_How to complete this task_.
Scan the entries below and extract each line with the word "data" in it.

_Information given_.
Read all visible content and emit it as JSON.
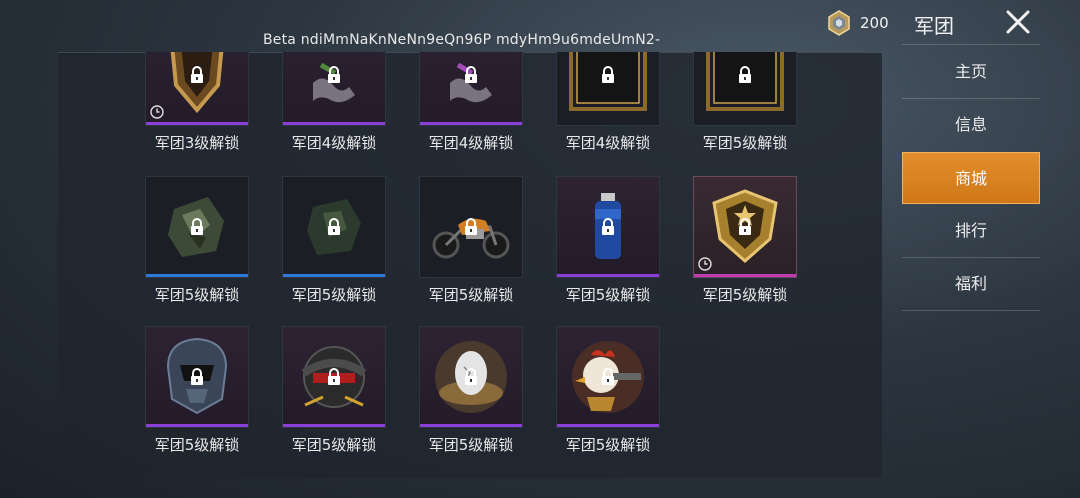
{
  "header": {
    "watermark": "Beta ndiMmNaKnNeNn9eQn96P mdyHm9u6mdeUmN2-",
    "currency_amount": "200",
    "currency_icon": "medal-coin-icon"
  },
  "sidebar": {
    "title": "军团",
    "close_icon": "close-icon",
    "items": [
      {
        "label": "主页",
        "active": false
      },
      {
        "label": "信息",
        "active": false
      },
      {
        "label": "商城",
        "active": true
      },
      {
        "label": "排行",
        "active": false
      },
      {
        "label": "福利",
        "active": false
      }
    ]
  },
  "shop": {
    "rows": [
      [
        {
          "label": "军团3级解锁",
          "rarity": "purple",
          "art": "shield-emblem",
          "timed": true
        },
        {
          "label": "军团4级解锁",
          "rarity": "purple",
          "art": "parachute-skeleton",
          "timed": false
        },
        {
          "label": "军团4级解锁",
          "rarity": "purple",
          "art": "parachute-skeleton",
          "timed": false
        },
        {
          "label": "军团4级解锁",
          "rarity": "none",
          "art": "gold-frame",
          "timed": false
        },
        {
          "label": "军团5级解锁",
          "rarity": "none",
          "art": "gold-frame",
          "timed": false
        }
      ],
      [
        {
          "label": "军团5级解锁",
          "rarity": "blue",
          "art": "camo-patch",
          "timed": false
        },
        {
          "label": "军团5级解锁",
          "rarity": "blue",
          "art": "camo-patch",
          "timed": false
        },
        {
          "label": "军团5级解锁",
          "rarity": "none",
          "art": "motorcycle",
          "timed": false
        },
        {
          "label": "军团5级解锁",
          "rarity": "purple",
          "art": "spray-can",
          "timed": false
        },
        {
          "label": "军团5级解锁",
          "rarity": "pink",
          "art": "gold-shield-star",
          "timed": true
        }
      ],
      [
        {
          "label": "军团5级解锁",
          "rarity": "purple",
          "art": "helmet-mask",
          "timed": false
        },
        {
          "label": "军团5级解锁",
          "rarity": "purple",
          "art": "helmet-goggles",
          "timed": false
        },
        {
          "label": "军团5级解锁",
          "rarity": "purple",
          "art": "egg-nest",
          "timed": false
        },
        {
          "label": "军团5级解锁",
          "rarity": "purple",
          "art": "rooster-gunner",
          "timed": false
        }
      ]
    ]
  }
}
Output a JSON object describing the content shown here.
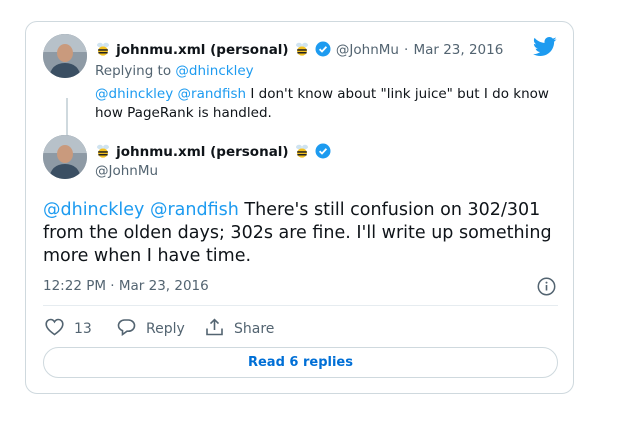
{
  "parent_tweet": {
    "display_name": "johnmu.xml (personal)",
    "handle": "@JohnMu",
    "separator": "·",
    "date": "Mar 23, 2016",
    "replying_prefix": "Replying to",
    "replying_to": "@dhinckley",
    "mentions": [
      "@dhinckley",
      "@randfish"
    ],
    "text_line1": "I don't know about \"link juice\" but I do know",
    "text_line2": "how PageRank is handled."
  },
  "main_tweet": {
    "display_name": "johnmu.xml (personal)",
    "handle": "@JohnMu",
    "mentions": [
      "@dhinckley",
      "@randfish"
    ],
    "text_line1": "There's still confusion on 302/301",
    "text_line2": "from the olden days; 302s are fine. I'll write up something",
    "text_line3": "more when I have time.",
    "timestamp": "12:22 PM · Mar 23, 2016",
    "like_count": "13",
    "reply_label": "Reply",
    "share_label": "Share",
    "read_replies_label": "Read 6 replies"
  },
  "colors": {
    "accent": "#1d9bf0",
    "text": "#0f1419",
    "muted": "#536471",
    "border": "#cfd9de"
  },
  "icons": [
    "twitter-bird-icon",
    "bee-emoji-icon",
    "verified-badge-icon",
    "info-icon",
    "heart-icon",
    "reply-bubble-icon",
    "share-icon"
  ]
}
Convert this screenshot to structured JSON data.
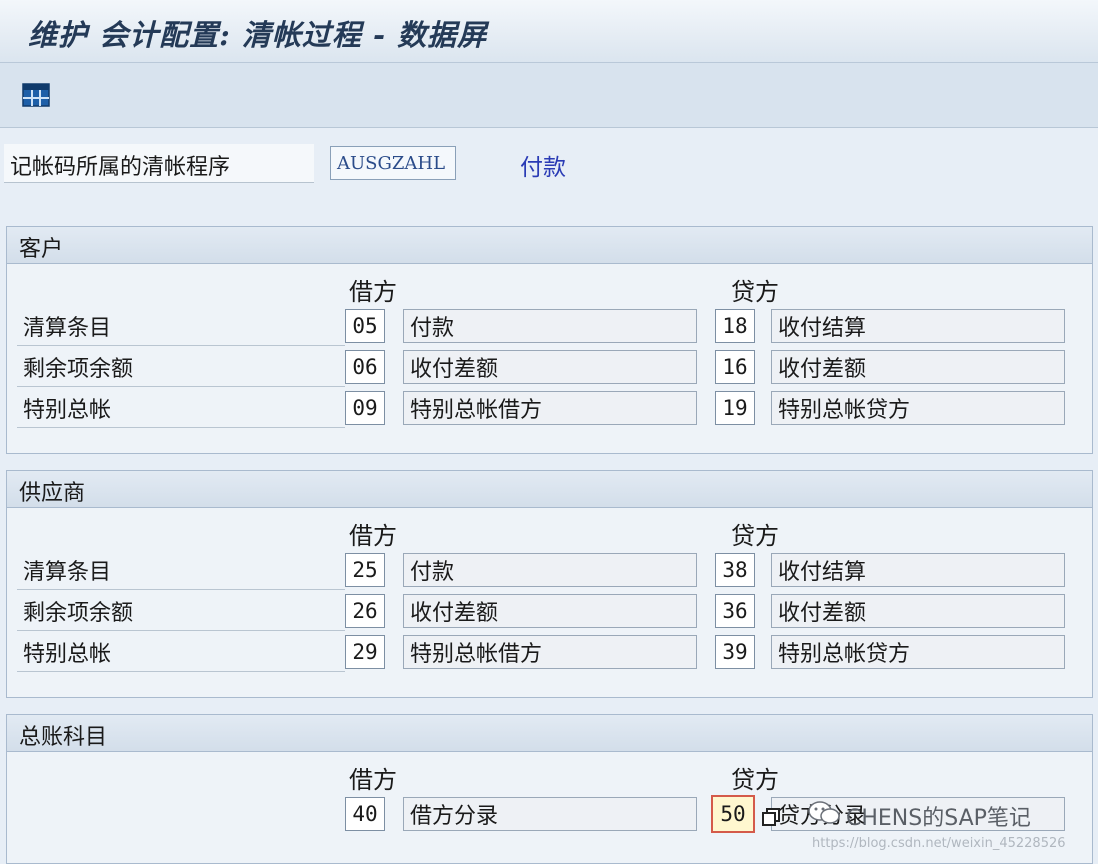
{
  "window": {
    "title": "维护 会计配置: 清帐过程 - 数据屏"
  },
  "toolbar": {
    "icon": "table-icon"
  },
  "header_field": {
    "label": "记帐码所属的清帐程序",
    "value": "AUSGZAHL",
    "description": "付款"
  },
  "groups": [
    {
      "title": "客户",
      "debit_header": "借方",
      "credit_header": "贷方",
      "rows": [
        {
          "label": "清算条目",
          "debit_code": "05",
          "debit_text": "付款",
          "credit_code": "18",
          "credit_text": "收付结算"
        },
        {
          "label": "剩余项余额",
          "debit_code": "06",
          "debit_text": "收付差额",
          "credit_code": "16",
          "credit_text": "收付差额"
        },
        {
          "label": "特别总帐",
          "debit_code": "09",
          "debit_text": "特别总帐借方",
          "credit_code": "19",
          "credit_text": "特别总帐贷方"
        }
      ]
    },
    {
      "title": "供应商",
      "debit_header": "借方",
      "credit_header": "贷方",
      "rows": [
        {
          "label": "清算条目",
          "debit_code": "25",
          "debit_text": "付款",
          "credit_code": "38",
          "credit_text": "收付结算"
        },
        {
          "label": "剩余项余额",
          "debit_code": "26",
          "debit_text": "收付差额",
          "credit_code": "36",
          "credit_text": "收付差额"
        },
        {
          "label": "特别总帐",
          "debit_code": "29",
          "debit_text": "特别总帐借方",
          "credit_code": "39",
          "credit_text": "特别总帐贷方"
        }
      ]
    },
    {
      "title": "总账科目",
      "debit_header": "借方",
      "credit_header": "贷方",
      "rows": [
        {
          "label": "",
          "debit_code": "40",
          "debit_text": "借方分录",
          "credit_code": "50",
          "credit_text": "贷方分录"
        }
      ]
    }
  ],
  "overlay": {
    "wechat_label": "CHENS的SAP笔记",
    "watermark": "https://blog.csdn.net/weixin_45228526"
  }
}
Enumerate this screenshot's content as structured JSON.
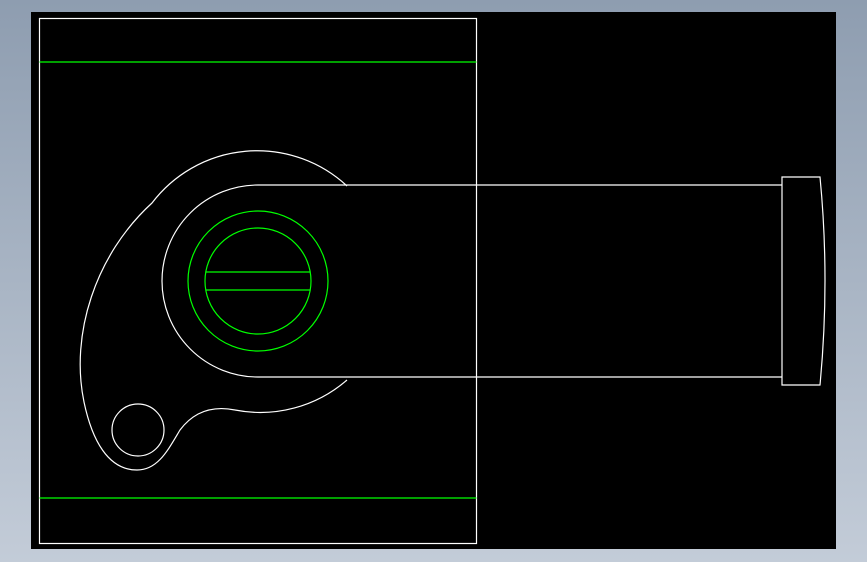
{
  "colors": {
    "background_gradient_top": "#8e9db0",
    "background_gradient_bottom": "#c3ccd8",
    "viewport": "#000000",
    "outline": "#ffffff",
    "construction": "#00ff00"
  },
  "drawing_type": "cad-2d-view"
}
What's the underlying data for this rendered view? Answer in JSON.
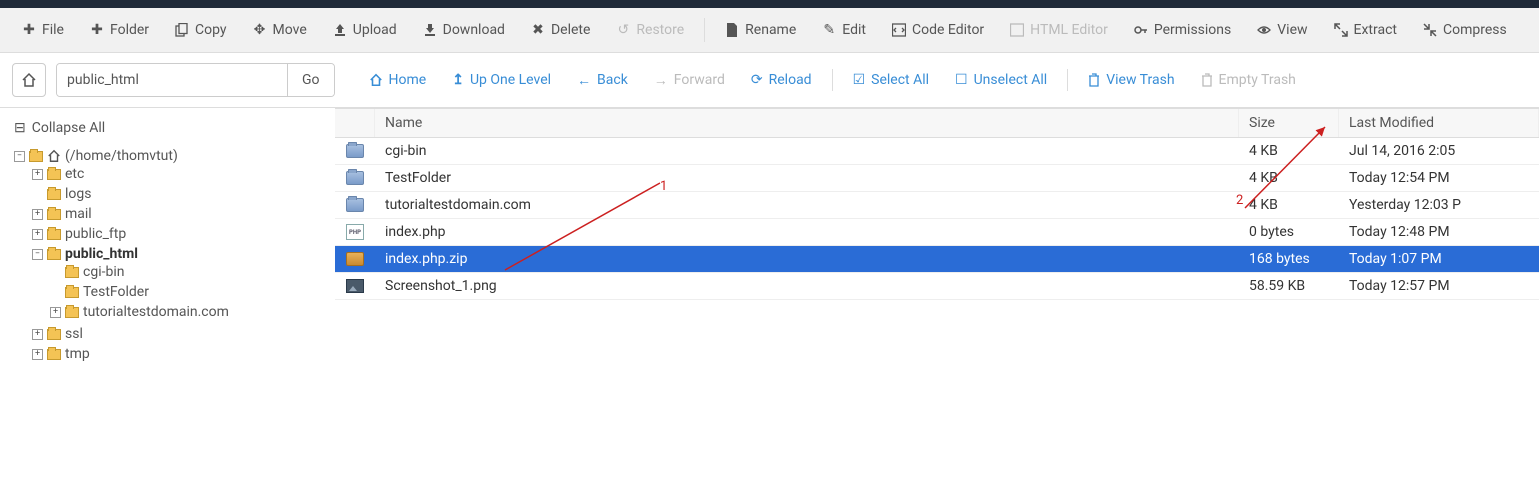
{
  "toolbar": {
    "file": "File",
    "folder": "Folder",
    "copy": "Copy",
    "move": "Move",
    "upload": "Upload",
    "download": "Download",
    "delete": "Delete",
    "restore": "Restore",
    "rename": "Rename",
    "edit": "Edit",
    "code_editor": "Code Editor",
    "html_editor": "HTML Editor",
    "permissions": "Permissions",
    "view": "View",
    "extract": "Extract",
    "compress": "Compress"
  },
  "path": {
    "value": "public_html",
    "go": "Go"
  },
  "nav": {
    "home": "Home",
    "up": "Up One Level",
    "back": "Back",
    "forward": "Forward",
    "reload": "Reload",
    "select_all": "Select All",
    "unselect_all": "Unselect All",
    "view_trash": "View Trash",
    "empty_trash": "Empty Trash"
  },
  "sidebar": {
    "collapse": "Collapse All",
    "root": "(/home/thomvtut)",
    "nodes": {
      "etc": "etc",
      "logs": "logs",
      "mail": "mail",
      "public_ftp": "public_ftp",
      "public_html": "public_html",
      "cgi_bin": "cgi-bin",
      "testfolder": "TestFolder",
      "tutorial": "tutorialtestdomain.com",
      "ssl": "ssl",
      "tmp": "tmp"
    }
  },
  "headers": {
    "name": "Name",
    "size": "Size",
    "modified": "Last Modified"
  },
  "files": [
    {
      "type": "folder",
      "name": "cgi-bin",
      "size": "4 KB",
      "date": "Jul 14, 2016 2:05 "
    },
    {
      "type": "folder",
      "name": "TestFolder",
      "size": "4 KB",
      "date": "Today 12:54 PM"
    },
    {
      "type": "folder",
      "name": "tutorialtestdomain.com",
      "size": "4 KB",
      "date": "Yesterday 12:03 P"
    },
    {
      "type": "php",
      "name": "index.php",
      "size": "0 bytes",
      "date": "Today 12:48 PM"
    },
    {
      "type": "zip",
      "name": "index.php.zip",
      "size": "168 bytes",
      "date": "Today 1:07 PM",
      "selected": true
    },
    {
      "type": "img",
      "name": "Screenshot_1.png",
      "size": "58.59 KB",
      "date": "Today 12:57 PM"
    }
  ],
  "annotations": {
    "one": "1",
    "two": "2"
  }
}
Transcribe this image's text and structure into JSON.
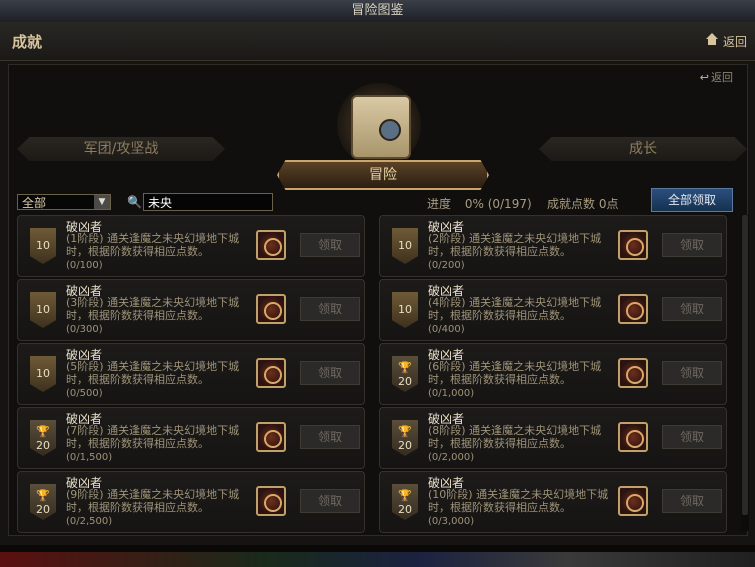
{
  "window": {
    "title": "冒险图鉴"
  },
  "header": {
    "title": "成就",
    "back_label": "返回"
  },
  "panel": {
    "back_label": "返回"
  },
  "categories": {
    "left": "军团/攻坚战",
    "center": "冒险",
    "right": "成长"
  },
  "filter": {
    "selected": "全部"
  },
  "search": {
    "value": "未央"
  },
  "stats": {
    "progress_label": "进度",
    "progress_value": "0% (0/197)",
    "points_label": "成就点数 0点"
  },
  "claim_all_label": "全部领取",
  "achievements": [
    {
      "name": "破凶者",
      "stage": "(1阶段)",
      "desc": "通关逢魔之未央幻境地下城时，根据阶数获得相应点数。",
      "progress": "(0/100)",
      "badge": "10",
      "badge_type": "plain",
      "claim_label": "领取"
    },
    {
      "name": "破凶者",
      "stage": "(2阶段)",
      "desc": "通关逢魔之未央幻境地下城时，根据阶数获得相应点数。",
      "progress": "(0/200)",
      "badge": "10",
      "badge_type": "plain",
      "claim_label": "领取"
    },
    {
      "name": "破凶者",
      "stage": "(3阶段)",
      "desc": "通关逢魔之未央幻境地下城时，根据阶数获得相应点数。",
      "progress": "(0/300)",
      "badge": "10",
      "badge_type": "plain",
      "claim_label": "领取"
    },
    {
      "name": "破凶者",
      "stage": "(4阶段)",
      "desc": "通关逢魔之未央幻境地下城时，根据阶数获得相应点数。",
      "progress": "(0/400)",
      "badge": "10",
      "badge_type": "plain",
      "claim_label": "领取"
    },
    {
      "name": "破凶者",
      "stage": "(5阶段)",
      "desc": "通关逢魔之未央幻境地下城时，根据阶数获得相应点数。",
      "progress": "(0/500)",
      "badge": "10",
      "badge_type": "plain",
      "claim_label": "领取"
    },
    {
      "name": "破凶者",
      "stage": "(6阶段)",
      "desc": "通关逢魔之未央幻境地下城时，根据阶数获得相应点数。",
      "progress": "(0/1,000)",
      "badge": "20",
      "badge_type": "trophy",
      "claim_label": "领取"
    },
    {
      "name": "破凶者",
      "stage": "(7阶段)",
      "desc": "通关逢魔之未央幻境地下城时，根据阶数获得相应点数。",
      "progress": "(0/1,500)",
      "badge": "20",
      "badge_type": "trophy",
      "claim_label": "领取"
    },
    {
      "name": "破凶者",
      "stage": "(8阶段)",
      "desc": "通关逢魔之未央幻境地下城时，根据阶数获得相应点数。",
      "progress": "(0/2,000)",
      "badge": "20",
      "badge_type": "trophy",
      "claim_label": "领取"
    },
    {
      "name": "破凶者",
      "stage": "(9阶段)",
      "desc": "通关逢魔之未央幻境地下城时，根据阶数获得相应点数。",
      "progress": "(0/2,500)",
      "badge": "20",
      "badge_type": "trophy",
      "claim_label": "领取"
    },
    {
      "name": "破凶者",
      "stage": "(10阶段)",
      "desc": "通关逢魔之未央幻境地下城时，根据阶数获得相应点数。",
      "progress": "(0/3,000)",
      "badge": "20",
      "badge_type": "trophy",
      "claim_label": "领取"
    }
  ]
}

_Problem solution_.
Convert this screenshot to structured JSON data.
What's the underlying data for this rendered view? Answer in JSON.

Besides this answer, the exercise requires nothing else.